Trope-a-Day: Insistent Terminology

Insistent Terminology: Happens fairly often, because nomenclature (among other things) is Serious Business, and one therefore – when dealing with people – should know that people earned those attributions, dammit, and that therefore not using them (or misusing them) amounts to a deliberate insult.  They would not, after all, presume to insult you by believing that you’re that socially incompetent.

And even when dealing with people’s property/inventions/jobs/works, while they do prefer to avoid euphemisms – because “refuse collector” is a perfectly honorable job that needs no excuses made for it, and the guy doing the SecDef’s job is the straight-out “Warlord of the Empire” even if his primary title is “First Lord of the Admiralty”, and “differently abled” is best avoided unless you want to experience the “what special powers did you think I got from losing a leg, you moron?” rant – a good politeness tip is to avoid all diminutives period.  Don’t use them on other people, because they’ll be interpreted as insults (and there’s no such thing as a friendly insult); don’t use them on yourself, because if it’s anything, it’s a weird species of self-hating fraud.

The ur-example of this, of course, is that while the runér will tolerate the name of their darëssef being misglossed as “noble” (after all, it’s a quality of character, as well as a feudal class), neither they nor the Senators or local Assemblymen or anyone else involved in government at any level will tolerate being referred to as a “politician”.  While that’s not a strict cognate to korásan either, it’s close enough – and with plenty of other undesirable and rather slimy overtones – to qualify as a fighting-words level insult and almost certainly a verbal Berserk Button.

The Empire doesn’t have politicians.  It has harmonizers, coordinators, synarchists, and maybe even managers, but no politicians.  Do not forget this.

All That Makes Gold Does Not Glitter

“Me?  I’m a logotect.  I make words – well, there’s lots of kinds of us, some specializing in ordinary words, some in jargon, or in seals, or in meaningful names, or whatever.  Technically, I’m a euphemigen.  I’m the opposite of a normal eonymic; I make words that sound unlike the thing they name.”

“Some that you’ve heard of?  Spend any time in finance?  I’m most well-known for the division names I cooked up for Asymptotic Alpha, a couple of hundred years back: Suprapolitan Facilities, Sovereign Liability Management, Legislative Combinatorics, and Indirect Freight Services.  Not my best work, but they’ve become quite popular in the industry.”

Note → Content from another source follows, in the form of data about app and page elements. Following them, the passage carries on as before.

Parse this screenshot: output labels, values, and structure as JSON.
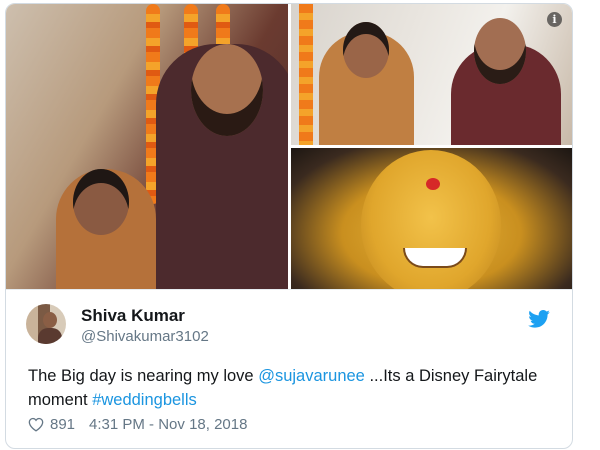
{
  "tweet": {
    "author_name": "Shiva Kumar",
    "author_handle": "@Shivakumar3102",
    "text_before": "The Big day is nearing my love ",
    "mention": "@sujavarunee",
    "text_middle": " ...Its a Disney Fairytale moment ",
    "hashtag": "#weddingbells",
    "likes": "891",
    "timestamp": "4:31 PM - Nov 18, 2018"
  },
  "media": {
    "info_glyph": "i"
  },
  "icons": {
    "bird": "twitter-bird-icon",
    "heart": "heart-icon",
    "info": "info-icon"
  },
  "colors": {
    "link": "#1b95e0",
    "text": "#14171a",
    "muted": "#657786",
    "border": "#d3dbe2"
  }
}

“Well, some offworld investors get quite skittish when things are called what they actually are.  My terms sound so much nicer – or easier to just quietly slide past and collect your dividends – in the annual reports than ‘company habs, tax avoidance, regulatory manipulation, and smuggling’ would be.”

“So, what do you do?”